by John A. Rakestraw
The last two Roman Catholic politicians nominated by a major political party for president of the United States—Al Smith in 1928 and John F. Kennedy in 1960 — had to overcome voters' concerns that they might be too Catholic, representing the interests of the Vatican rather than those of the American people. But as John Kerry prepared this spring to receive the Democratic presidential nomination, some Catholics have charged he is not Catholic enough.
Kerry's critics are concerned, especially about his support for abortion rights. At this writing, a task force of U.S. Catholic bishops is deliberating about the church's response to politicians who favor abortion rights, but even before that task force is finished, four U.S. Catholic bishops said that Catholic politicians (like Kerry) who support abortion rights should be refused communion. Fifteen others have asked politicians who favor abortion rights not to take communion.
In response to this challenge to Kerry and others, a pair of Catholic Democrats in Congress has assembled a list of social issues on which the Roman Catholic Church has taken an official stand in an effort to prove that Catholic social doctrine addresses more issues than just abortion. The list includes opposition to the death penalty, the war in Iraq, and poverty.

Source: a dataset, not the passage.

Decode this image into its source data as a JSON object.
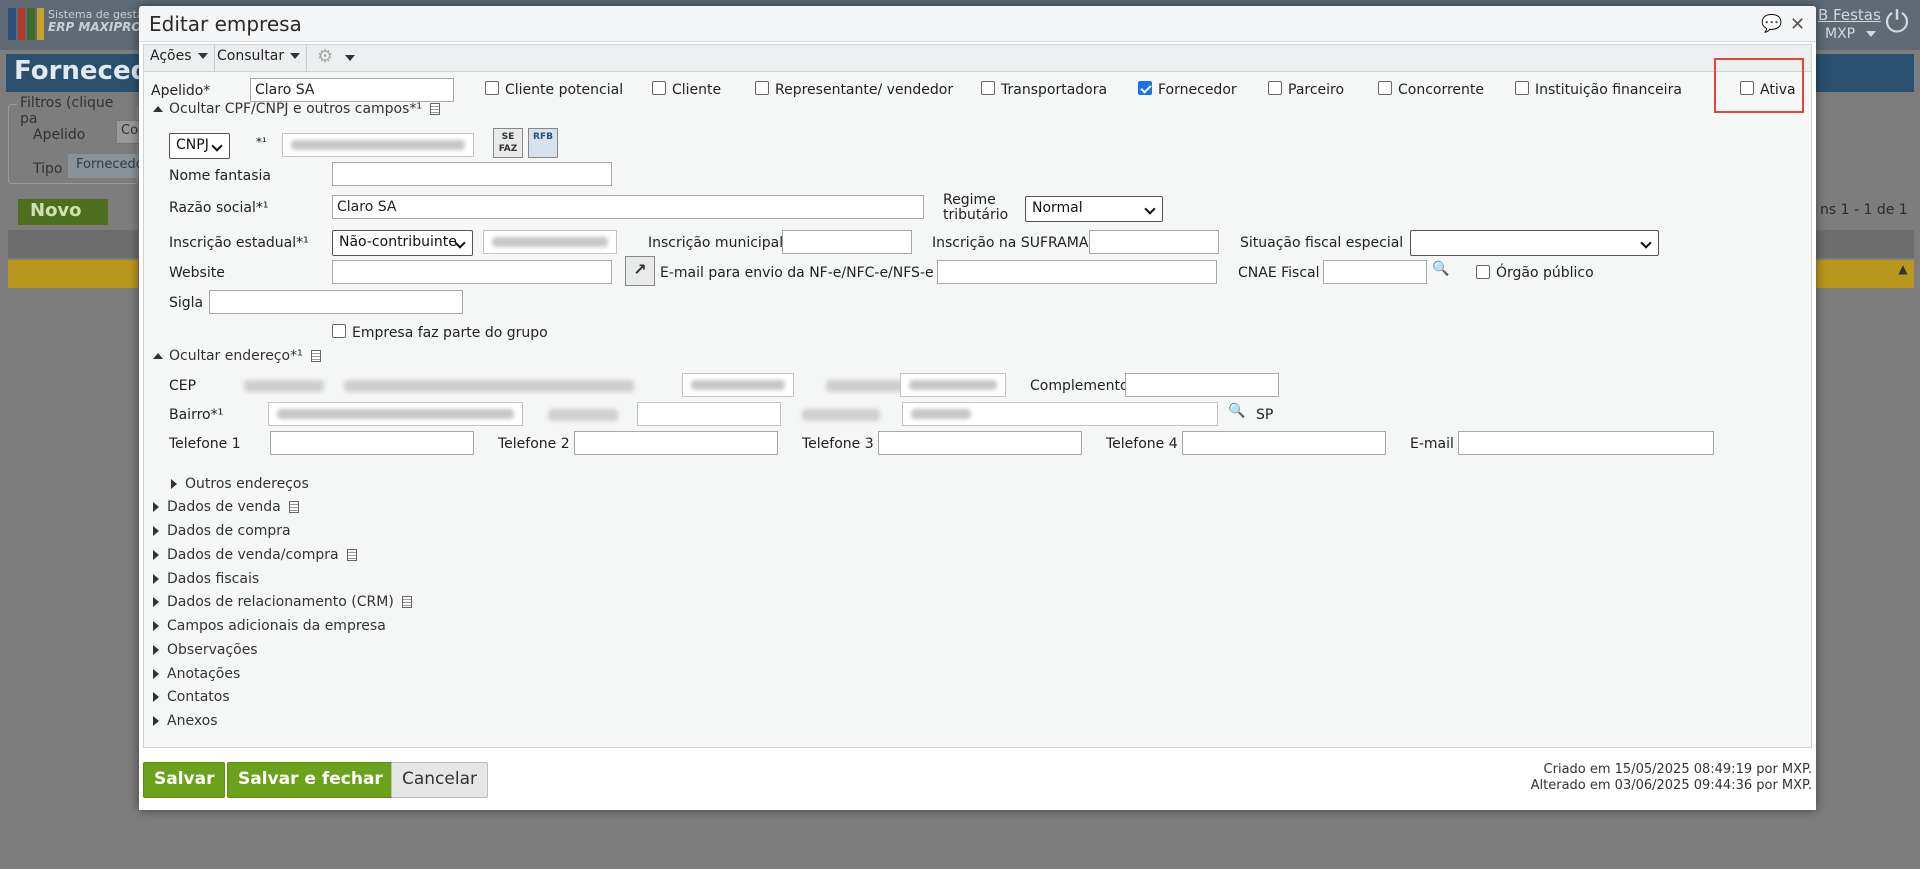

Most elected officials, Catholic or otherwise, do not vote in line with their faith community on all issues.Though it has not received much attention, President Bush is hardly loyal to his own United Methodist Church's official positions. Consider, that church's statement regarding the death penalty: “We oppose capital punishment and urge its elimination from all criminal codes.”
Lurking beneath the debate about Kerry's Catholicism is an important question for religious communities: How does a faith community decide who is in and who is out? Religious organizations face significant challenges in identifying the proper relationship between the organization's positions and those held by individuals in the organization—especially when an individual plays a prominent role in the world.

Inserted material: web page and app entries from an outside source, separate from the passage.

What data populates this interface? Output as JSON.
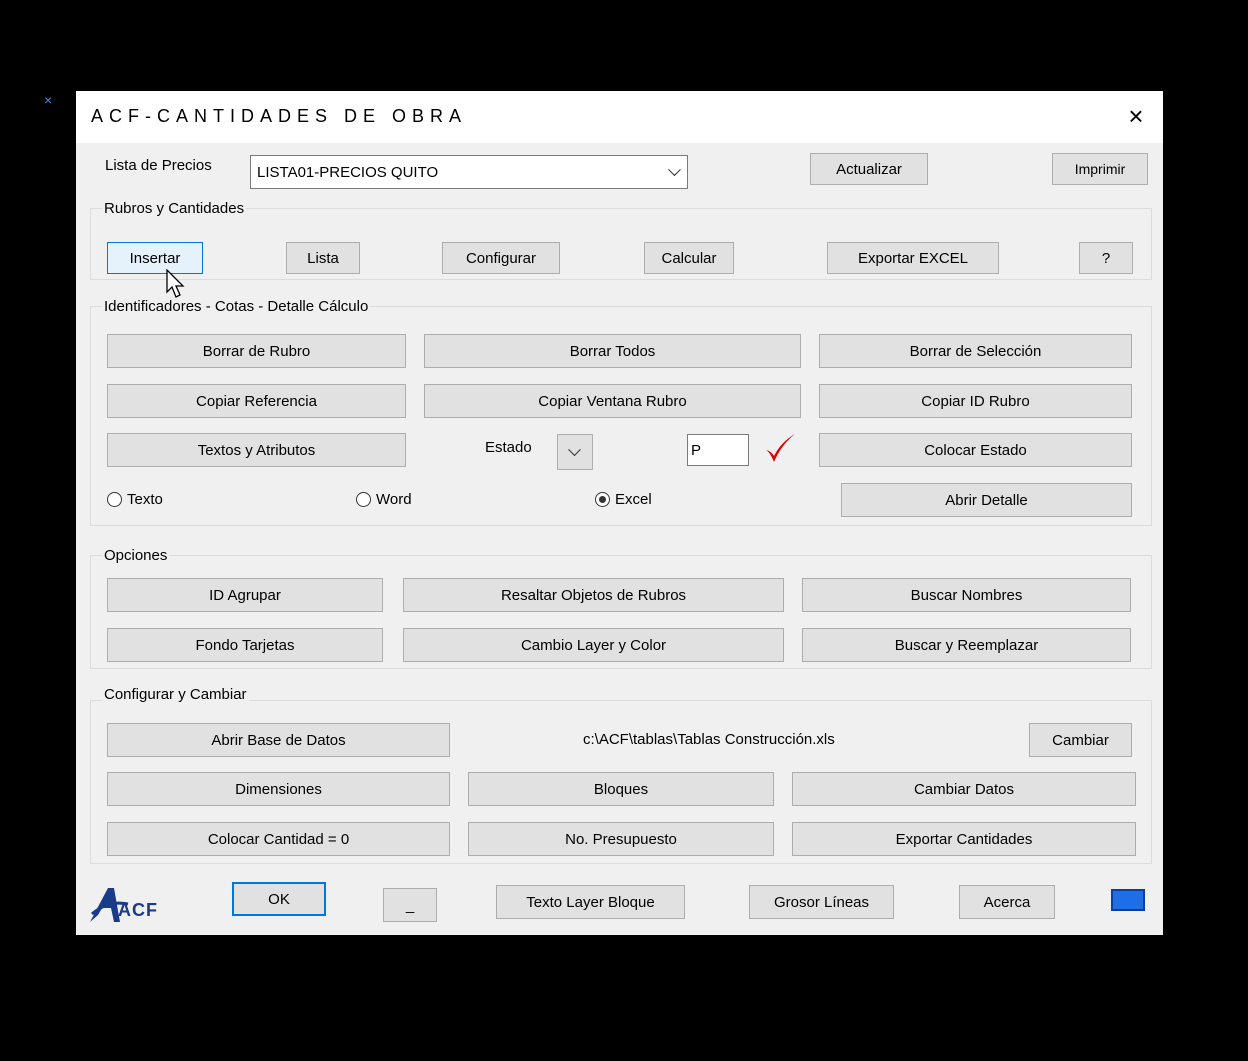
{
  "window": {
    "title": "ACF-CANTIDADES DE OBRA",
    "close_icon": "×"
  },
  "top": {
    "lista_label": "Lista de Precios",
    "lista_value": "LISTA01-PRECIOS QUITO",
    "actualizar": "Actualizar",
    "imprimir": "Imprimir"
  },
  "rubros": {
    "label": "Rubros y Cantidades",
    "insertar": "Insertar",
    "lista": "Lista",
    "configurar": "Configurar",
    "calcular": "Calcular",
    "exportar": "Exportar EXCEL",
    "help": "?"
  },
  "ident": {
    "label": "Identificadores - Cotas - Detalle Cálculo",
    "borrar_rubro": "Borrar de Rubro",
    "borrar_todos": "Borrar Todos",
    "borrar_seleccion": "Borrar de Selección",
    "copiar_referencia": "Copiar Referencia",
    "copiar_ventana": "Copiar Ventana Rubro",
    "copiar_id": "Copiar ID Rubro",
    "textos_atributos": "Textos y Atributos",
    "estado_label": "Estado",
    "estado_value": "P",
    "colocar_estado": "Colocar Estado",
    "radio_texto": "Texto",
    "radio_word": "Word",
    "radio_excel": "Excel",
    "selected_radio": "Excel",
    "abrir_detalle": "Abrir Detalle"
  },
  "opciones": {
    "label": "Opciones",
    "id_agrupar": "ID Agrupar",
    "resaltar": "Resaltar Objetos de Rubros",
    "buscar_nombres": "Buscar Nombres",
    "fondo_tarjetas": "Fondo Tarjetas",
    "cambio_layer": "Cambio Layer y Color",
    "buscar_reemplazar": "Buscar y Reemplazar"
  },
  "config": {
    "label": "Configurar y Cambiar",
    "abrir_bd": "Abrir Base de Datos",
    "path": "c:\\ACF\\tablas\\Tablas Construcción.xls",
    "cambiar": "Cambiar",
    "dimensiones": "Dimensiones",
    "bloques": "Bloques",
    "cambiar_datos": "Cambiar Datos",
    "colocar_cantidad": "Colocar Cantidad = 0",
    "no_presupuesto": "No. Presupuesto",
    "exportar_cantidades": "Exportar Cantidades"
  },
  "bottom": {
    "logo_text": "ACF",
    "ok": "OK",
    "minimize": "_",
    "texto_layer": "Texto Layer Bloque",
    "grosor": "Grosor Líneas",
    "acerca": "Acerca"
  },
  "colors": {
    "accent": "#0078d7",
    "check": "#e00000",
    "color_swatch": "#1e6ee6"
  }
}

What if instead we considered a faith community as a community of inquiry? The community would come together not for members to collectively affirm particular propositions, but to ask important questions together. In practice, there are moments when the inquiry and the community are in tension—when the inquiry becomes so passionate that humans are bruised in the asking, and when many agree so solidly on the “right” answers to the questions that those who disagree are excluded. But holding to the ideal of the community of inquiry would have members striving for a community that includes all who are genuinely interested in the community and its most important questions.
This community of inquiry, I suggest, is at the heart of Unitarian Universalism. We don't always live up to the ideal. But the ideal and our attempt to live it out are important contributions to the larger discussion of the nature of faith communities and the role they might play in contemporary political debates.